--- Exercise requirements ---
Wherever the word "Credit" turns up in a line of the entries, copy that line.

============================================================

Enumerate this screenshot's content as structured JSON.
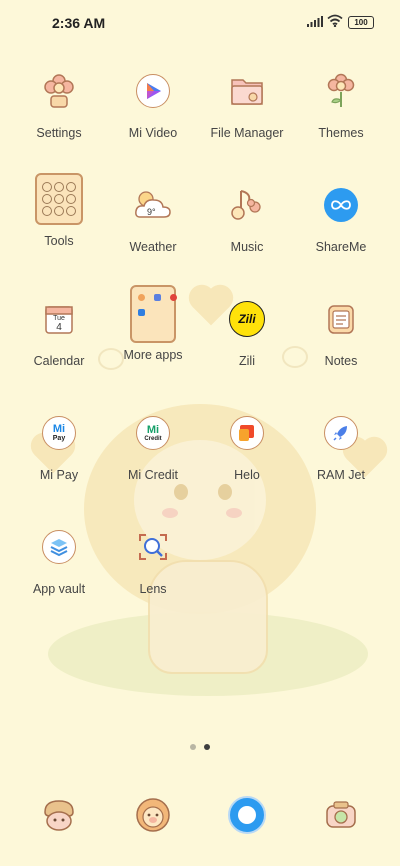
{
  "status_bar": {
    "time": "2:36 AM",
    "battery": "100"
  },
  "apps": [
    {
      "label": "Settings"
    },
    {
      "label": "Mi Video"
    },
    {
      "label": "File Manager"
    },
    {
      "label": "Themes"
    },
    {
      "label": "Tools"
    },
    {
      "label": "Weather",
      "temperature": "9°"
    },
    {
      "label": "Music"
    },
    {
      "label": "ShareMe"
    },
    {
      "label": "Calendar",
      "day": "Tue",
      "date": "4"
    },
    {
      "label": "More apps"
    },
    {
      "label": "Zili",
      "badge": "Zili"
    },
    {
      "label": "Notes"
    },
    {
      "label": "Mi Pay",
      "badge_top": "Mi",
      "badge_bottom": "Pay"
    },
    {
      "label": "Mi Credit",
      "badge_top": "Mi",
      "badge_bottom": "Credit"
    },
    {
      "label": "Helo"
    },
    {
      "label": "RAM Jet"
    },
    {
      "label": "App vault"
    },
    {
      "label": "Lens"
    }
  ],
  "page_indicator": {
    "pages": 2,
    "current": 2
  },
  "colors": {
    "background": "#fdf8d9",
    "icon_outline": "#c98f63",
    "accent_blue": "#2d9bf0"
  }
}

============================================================

--- Exercise output ---
      "label": "Mi Credit",
      "badge_bottom": "Credit"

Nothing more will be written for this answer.